The relationship between the cannabis plant and humankind goes back many, many years. But where did it originate? Could genomic research determine its origins?
You will be hard-pressed to find a plant that is as dynamic as the cannabis plant, which is why it’s been so popular among humans for so long.
Humans all over the world have used the cannabis plant to make clothing and other textiles for centuries, as well as using cannabis for medical purposes.
By comparison, cannabis use for recreational purposes is a relatively new phenomena. However, it has also occurred for many, many years.

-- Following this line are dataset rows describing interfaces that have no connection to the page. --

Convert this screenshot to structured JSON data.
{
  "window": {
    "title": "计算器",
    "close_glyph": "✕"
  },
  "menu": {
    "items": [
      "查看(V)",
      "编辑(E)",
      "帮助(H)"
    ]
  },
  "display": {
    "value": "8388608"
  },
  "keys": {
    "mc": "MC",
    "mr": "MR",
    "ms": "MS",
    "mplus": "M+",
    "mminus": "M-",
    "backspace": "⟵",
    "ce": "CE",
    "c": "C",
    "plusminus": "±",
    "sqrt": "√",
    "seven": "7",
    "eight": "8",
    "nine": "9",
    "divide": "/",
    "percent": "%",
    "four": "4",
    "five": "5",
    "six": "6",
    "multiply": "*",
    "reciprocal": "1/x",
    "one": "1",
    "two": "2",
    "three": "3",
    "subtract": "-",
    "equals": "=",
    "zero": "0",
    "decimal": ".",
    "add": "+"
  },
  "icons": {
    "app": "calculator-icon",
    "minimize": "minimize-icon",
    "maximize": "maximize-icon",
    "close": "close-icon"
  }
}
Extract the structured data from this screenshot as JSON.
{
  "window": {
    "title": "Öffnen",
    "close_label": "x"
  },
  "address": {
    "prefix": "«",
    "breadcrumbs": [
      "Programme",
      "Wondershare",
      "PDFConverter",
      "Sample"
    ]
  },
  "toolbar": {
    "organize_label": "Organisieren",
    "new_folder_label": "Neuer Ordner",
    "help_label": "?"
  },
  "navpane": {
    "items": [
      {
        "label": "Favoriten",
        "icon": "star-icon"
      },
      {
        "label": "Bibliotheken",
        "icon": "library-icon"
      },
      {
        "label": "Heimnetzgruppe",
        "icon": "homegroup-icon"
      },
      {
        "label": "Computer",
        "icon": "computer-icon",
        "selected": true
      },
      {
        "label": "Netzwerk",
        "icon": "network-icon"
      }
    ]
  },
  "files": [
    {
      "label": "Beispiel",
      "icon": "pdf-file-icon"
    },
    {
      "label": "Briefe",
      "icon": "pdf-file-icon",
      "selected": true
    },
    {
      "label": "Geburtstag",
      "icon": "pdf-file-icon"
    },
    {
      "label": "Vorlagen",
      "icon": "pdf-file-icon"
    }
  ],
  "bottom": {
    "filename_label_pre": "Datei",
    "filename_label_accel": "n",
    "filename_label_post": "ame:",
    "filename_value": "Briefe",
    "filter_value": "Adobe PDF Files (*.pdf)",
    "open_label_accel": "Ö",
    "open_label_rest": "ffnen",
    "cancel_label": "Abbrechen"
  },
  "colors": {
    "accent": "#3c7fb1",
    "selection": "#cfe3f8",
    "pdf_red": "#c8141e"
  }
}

Historically, researchers thought that cannabis was first domesticated in Central Asia. A new study suggests that may not be accurate.
Is China the Birthplace of Domesticated Cannabis?
A team of international researchers recently sequenced and analyzed over 100 cannabis genomes in an attempt to try to pinpoint the start of humans domesticating cannabis.
After looking over the compiled information, the researchers concluded that the cannabis plant was likely not domesticated in Central Asia, but rather in East Asia (China).
The analysis applies to both hemp-grade cannabis as well as cannabis with higher THC levels, and researchers believe that domestication started roughly 12,000 years ago.
As part of the study, researchers compared samples of feral cannabis from Switzerland, China, India, Pakistan, and Peru as well as samples from “commercial” sources.
The compiling of samples and related study took place over the course of four years.
China’s Long History With the Cannabis Plant
To anyone that is familiar with China’s long history with the cannabis plant, the results of this study are likely not too surprising.
After all, Chinese pottery dating back to 10,000 BC included imprints of hemp fiber and hemp cloth is thought to have originated in China during the Chou Dynasty.
China is also believed to be the first place that cannabis was used for medical purposes, with cannabis being listed among the “50 Fundamental Herbs of Traditional Chinese Medicine.”
The sad irony is that China currently prohibits cannabis, with the exception of hemp, and people caught possessing, selling, and/or cultivating cannabis face stiff penalties.